• INSTRUCTIONS TO FOLLOW: Take the entries below and print all of them exactly, please.

[App and web page records]
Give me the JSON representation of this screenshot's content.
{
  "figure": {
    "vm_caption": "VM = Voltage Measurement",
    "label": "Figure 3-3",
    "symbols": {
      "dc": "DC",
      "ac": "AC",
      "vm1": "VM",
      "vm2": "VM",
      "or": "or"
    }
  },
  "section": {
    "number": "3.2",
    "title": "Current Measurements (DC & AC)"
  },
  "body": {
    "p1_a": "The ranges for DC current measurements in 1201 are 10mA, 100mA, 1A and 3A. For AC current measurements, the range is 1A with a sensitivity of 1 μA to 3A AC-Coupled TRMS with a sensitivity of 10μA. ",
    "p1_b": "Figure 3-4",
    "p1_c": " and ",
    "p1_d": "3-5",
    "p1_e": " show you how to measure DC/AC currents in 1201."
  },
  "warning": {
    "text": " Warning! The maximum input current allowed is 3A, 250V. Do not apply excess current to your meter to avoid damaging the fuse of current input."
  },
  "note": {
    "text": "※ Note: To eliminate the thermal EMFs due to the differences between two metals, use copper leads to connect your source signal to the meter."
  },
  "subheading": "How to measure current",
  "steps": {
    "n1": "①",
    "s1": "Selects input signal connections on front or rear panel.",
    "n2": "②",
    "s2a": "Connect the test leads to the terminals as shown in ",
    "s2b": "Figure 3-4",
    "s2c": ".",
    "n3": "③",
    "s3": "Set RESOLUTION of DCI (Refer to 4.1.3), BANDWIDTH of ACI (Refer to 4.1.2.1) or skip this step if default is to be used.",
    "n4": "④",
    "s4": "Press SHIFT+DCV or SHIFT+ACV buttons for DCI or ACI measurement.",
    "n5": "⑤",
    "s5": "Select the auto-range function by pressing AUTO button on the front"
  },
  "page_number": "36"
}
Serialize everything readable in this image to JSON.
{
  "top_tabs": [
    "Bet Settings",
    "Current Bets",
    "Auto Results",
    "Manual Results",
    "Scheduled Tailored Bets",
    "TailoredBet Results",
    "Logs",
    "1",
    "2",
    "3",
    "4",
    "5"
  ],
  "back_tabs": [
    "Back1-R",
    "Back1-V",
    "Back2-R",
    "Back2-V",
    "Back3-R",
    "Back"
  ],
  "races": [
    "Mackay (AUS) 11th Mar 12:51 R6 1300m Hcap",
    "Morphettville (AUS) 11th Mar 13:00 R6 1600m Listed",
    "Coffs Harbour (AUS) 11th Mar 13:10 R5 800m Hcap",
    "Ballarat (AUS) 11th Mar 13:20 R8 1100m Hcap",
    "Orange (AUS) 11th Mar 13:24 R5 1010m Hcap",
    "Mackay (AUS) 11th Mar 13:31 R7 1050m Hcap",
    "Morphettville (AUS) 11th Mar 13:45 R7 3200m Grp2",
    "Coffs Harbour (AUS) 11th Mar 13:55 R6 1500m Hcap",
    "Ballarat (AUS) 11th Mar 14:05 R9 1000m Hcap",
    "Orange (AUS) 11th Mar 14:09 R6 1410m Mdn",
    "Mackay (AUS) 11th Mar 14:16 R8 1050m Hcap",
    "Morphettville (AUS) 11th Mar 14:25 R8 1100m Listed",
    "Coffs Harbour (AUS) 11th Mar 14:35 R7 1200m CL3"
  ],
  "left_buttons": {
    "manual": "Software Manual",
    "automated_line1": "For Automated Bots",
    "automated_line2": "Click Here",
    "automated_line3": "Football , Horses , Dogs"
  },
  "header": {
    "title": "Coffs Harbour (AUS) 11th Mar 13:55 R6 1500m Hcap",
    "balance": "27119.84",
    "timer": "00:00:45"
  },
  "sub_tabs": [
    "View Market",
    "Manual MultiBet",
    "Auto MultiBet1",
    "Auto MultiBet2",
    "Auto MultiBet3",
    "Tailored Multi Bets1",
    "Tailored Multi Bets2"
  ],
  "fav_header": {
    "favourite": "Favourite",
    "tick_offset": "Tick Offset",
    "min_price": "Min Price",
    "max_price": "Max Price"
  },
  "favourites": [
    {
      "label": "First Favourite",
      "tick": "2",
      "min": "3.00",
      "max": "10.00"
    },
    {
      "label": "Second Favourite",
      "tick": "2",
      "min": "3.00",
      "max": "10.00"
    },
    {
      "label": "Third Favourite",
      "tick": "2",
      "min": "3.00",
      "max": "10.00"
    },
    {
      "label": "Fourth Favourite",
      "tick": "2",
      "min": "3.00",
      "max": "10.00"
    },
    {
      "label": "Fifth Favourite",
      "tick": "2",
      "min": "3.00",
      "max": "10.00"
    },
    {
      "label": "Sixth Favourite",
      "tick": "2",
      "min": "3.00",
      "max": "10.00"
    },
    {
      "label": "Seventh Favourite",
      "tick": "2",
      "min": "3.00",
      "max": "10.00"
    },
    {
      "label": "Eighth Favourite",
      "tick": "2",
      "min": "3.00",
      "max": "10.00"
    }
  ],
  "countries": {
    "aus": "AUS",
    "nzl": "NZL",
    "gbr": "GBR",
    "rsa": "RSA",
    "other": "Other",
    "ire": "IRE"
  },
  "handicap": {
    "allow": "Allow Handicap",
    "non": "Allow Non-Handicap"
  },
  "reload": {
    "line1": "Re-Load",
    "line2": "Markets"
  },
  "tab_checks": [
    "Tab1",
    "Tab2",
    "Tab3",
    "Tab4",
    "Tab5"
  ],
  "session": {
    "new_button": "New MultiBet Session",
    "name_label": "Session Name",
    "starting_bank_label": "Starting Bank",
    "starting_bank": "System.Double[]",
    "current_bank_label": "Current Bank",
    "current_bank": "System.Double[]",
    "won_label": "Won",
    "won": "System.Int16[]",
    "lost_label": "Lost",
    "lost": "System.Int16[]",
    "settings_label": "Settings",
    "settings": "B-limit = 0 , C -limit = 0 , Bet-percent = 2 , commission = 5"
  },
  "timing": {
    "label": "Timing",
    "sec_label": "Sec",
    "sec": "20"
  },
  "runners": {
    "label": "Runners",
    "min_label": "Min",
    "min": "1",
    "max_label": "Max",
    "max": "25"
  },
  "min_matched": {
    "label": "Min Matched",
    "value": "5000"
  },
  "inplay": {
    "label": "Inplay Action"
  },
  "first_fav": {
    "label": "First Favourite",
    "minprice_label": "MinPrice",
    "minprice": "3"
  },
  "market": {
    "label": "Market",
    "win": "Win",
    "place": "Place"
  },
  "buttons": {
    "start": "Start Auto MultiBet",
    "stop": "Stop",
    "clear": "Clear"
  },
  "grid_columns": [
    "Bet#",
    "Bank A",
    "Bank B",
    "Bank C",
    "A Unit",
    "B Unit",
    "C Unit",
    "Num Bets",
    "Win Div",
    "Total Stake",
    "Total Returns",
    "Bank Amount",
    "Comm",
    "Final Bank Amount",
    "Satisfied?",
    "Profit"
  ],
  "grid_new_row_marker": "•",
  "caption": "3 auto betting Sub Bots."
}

• EXPECTED ANSWER:
Give me the JSON representation of this screenshot's content.
{
  "figure": {
    "vm_caption": "VM = Voltage Measurement",
    "label": "Figure 3-3",
    "symbols": {
      "dc": "DC",
      "ac": "AC",
      "vm1": "VM",
      "vm2": "VM",
      "or": "or"
    }
  },
  "section": {
    "number": "3.2",
    "title": "Current Measurements (DC & AC)"
  },
  "body": {
    "p1_a": "The ranges for DC current measurements in 1201 are 10mA, 100mA, 1A and 3A. For AC current measurements, the range is 1A with a sensitivity of 1 μA to 3A AC-Coupled TRMS with a sensitivity of 10μA. ",
    "p1_b": "Figure 3-4",
    "p1_c": " and ",
    "p1_d": "3-5",
    "p1_e": " show you how to measure DC/AC currents in 1201."
  },
  "warning": {
    "text": " Warning! The maximum input current allowed is 3A, 250V. Do not apply excess current to your meter to avoid damaging the fuse of current input."
  },
  "note": {
    "text": "※ Note: To eliminate the thermal EMFs due to the differences between two metals, use copper leads to connect your source signal to the meter."
  },
  "subheading": "How to measure current",
  "steps": {
    "n1": "①",
    "s1": "Selects input signal connections on front or rear panel.",
    "n2": "②",
    "s2a": "Connect the test leads to the terminals as shown in ",
    "s2b": "Figure 3-4",
    "s2c": ".",
    "n3": "③",
    "s3": "Set RESOLUTION of DCI (Refer to 4.1.3), BANDWIDTH of ACI (Refer to 4.1.2.1) or skip this step if default is to be used.",
    "n4": "④",
    "s4": "Press SHIFT+DCV or SHIFT+ACV buttons for DCI or ACI measurement.",
    "n5": "⑤",
    "s5": "Select the auto-range function by pressing AUTO button on the front"
  },
  "page_number": "36"
}
Serialize everything readable in this image to JSON.
{
  "top_tabs": [
    "Bet Settings",
    "Current Bets",
    "Auto Results",
    "Manual Results",
    "Scheduled Tailored Bets",
    "TailoredBet Results",
    "Logs",
    "1",
    "2",
    "3",
    "4",
    "5"
  ],
  "back_tabs": [
    "Back1-R",
    "Back1-V",
    "Back2-R",
    "Back2-V",
    "Back3-R",
    "Back"
  ],
  "races": [
    "Mackay (AUS) 11th Mar 12:51 R6 1300m Hcap",
    "Morphettville (AUS) 11th Mar 13:00 R6 1600m Listed",
    "Coffs Harbour (AUS) 11th Mar 13:10 R5 800m Hcap",
    "Ballarat (AUS) 11th Mar 13:20 R8 1100m Hcap",
    "Orange (AUS) 11th Mar 13:24 R5 1010m Hcap",
    "Mackay (AUS) 11th Mar 13:31 R7 1050m Hcap",
    "Morphettville (AUS) 11th Mar 13:45 R7 3200m Grp2",
    "Coffs Harbour (AUS) 11th Mar 13:55 R6 1500m Hcap",
    "Ballarat (AUS) 11th Mar 14:05 R9 1000m Hcap",
    "Orange (AUS) 11th Mar 14:09 R6 1410m Mdn",
    "Mackay (AUS) 11th Mar 14:16 R8 1050m Hcap",
    "Morphettville (AUS) 11th Mar 14:25 R8 1100m Listed",
    "Coffs Harbour (AUS) 11th Mar 14:35 R7 1200m CL3"
  ],
  "left_buttons": {
    "manual": "Software Manual",
    "automated_line1": "For Automated Bots",
    "automated_line2": "Click Here",
    "automated_line3": "Football , Horses , Dogs"
  },
  "header": {
    "title": "Coffs Harbour (AUS) 11th Mar 13:55 R6 1500m Hcap",
    "balance": "27119.84",
    "timer": "00:00:45"
  },
  "sub_tabs": [
    "View Market",
    "Manual MultiBet",
    "Auto MultiBet1",
    "Auto MultiBet2",
    "Auto MultiBet3",
    "Tailored Multi Bets1",
    "Tailored Multi Bets2"
  ],
  "fav_header": {
    "favourite": "Favourite",
    "tick_offset": "Tick Offset",
    "min_price": "Min Price",
    "max_price": "Max Price"
  },
  "favourites": [
    {
      "label": "First Favourite",
      "tick": "2",
      "min": "3.00",
      "max": "10.00"
    },
    {
      "label": "Second Favourite",
      "tick": "2",
      "min": "3.00",
      "max": "10.00"
    },
    {
      "label": "Third Favourite",
      "tick": "2",
      "min": "3.00",
      "max": "10.00"
    },
    {
      "label": "Fourth Favourite",
      "tick": "2",
      "min": "3.00",
      "max": "10.00"
    },
    {
      "label": "Fifth Favourite",
      "tick": "2",
      "min": "3.00",
      "max": "10.00"
    },
    {
      "label": "Sixth Favourite",
      "tick": "2",
      "min": "3.00",
      "max": "10.00"
    },
    {
      "label": "Seventh Favourite",
      "tick": "2",
      "min": "3.00",
      "max": "10.00"
    },
    {
      "label": "Eighth Favourite",
      "tick": "2",
      "min": "3.00",
      "max": "10.00"
    }
  ],
  "countries": {
    "aus": "AUS",
    "nzl": "NZL",
    "gbr": "GBR",
    "rsa": "RSA",
    "other": "Other",
    "ire": "IRE"
  },
  "handicap": {
    "allow": "Allow Handicap",
    "non": "Allow Non-Handicap"
  },
  "reload": {
    "line1": "Re-Load",
    "line2": "Markets"
  },
  "tab_checks": [
    "Tab1",
    "Tab2",
    "Tab3",
    "Tab4",
    "Tab5"
  ],
  "session": {
    "new_button": "New MultiBet Session",
    "name_label": "Session Name",
    "starting_bank_label": "Starting Bank",
    "starting_bank": "System.Double[]",
    "current_bank_label": "Current Bank",
    "current_bank": "System.Double[]",
    "won_label": "Won",
    "won": "System.Int16[]",
    "lost_label": "Lost",
    "lost": "System.Int16[]",
    "settings_label": "Settings",
    "settings": "B-limit = 0 , C -limit = 0 , Bet-percent = 2 , commission = 5"
  },
  "timing": {
    "label": "Timing",
    "sec_label": "Sec",
    "sec": "20"
  },
  "runners": {
    "label": "Runners",
    "min_label": "Min",
    "min": "1",
    "max_label": "Max",
    "max": "25"
  },
  "min_matched": {
    "label": "Min Matched",
    "value": "5000"
  },
  "inplay": {
    "label": "Inplay Action"
  },
  "first_fav": {
    "label": "First Favourite",
    "minprice_label": "MinPrice",
    "minprice": "3"
  },
  "market": {
    "label": "Market",
    "win": "Win",
    "place": "Place"
  },
  "buttons": {
    "start": "Start Auto MultiBet",
    "stop": "Stop",
    "clear": "Clear"
  },
  "grid_columns": [
    "Bet#",
    "Bank A",
    "Bank B",
    "Bank C",
    "A Unit",
    "B Unit",
    "C Unit",
    "Num Bets",
    "Win Div",
    "Total Stake",
    "Total Returns",
    "Bank Amount",
    "Comm",
    "Final Bank Amount",
    "Satisfied?",
    "Profit"
  ],
  "grid_new_row_marker": "•",
  "caption": "3 auto betting Sub Bots."
}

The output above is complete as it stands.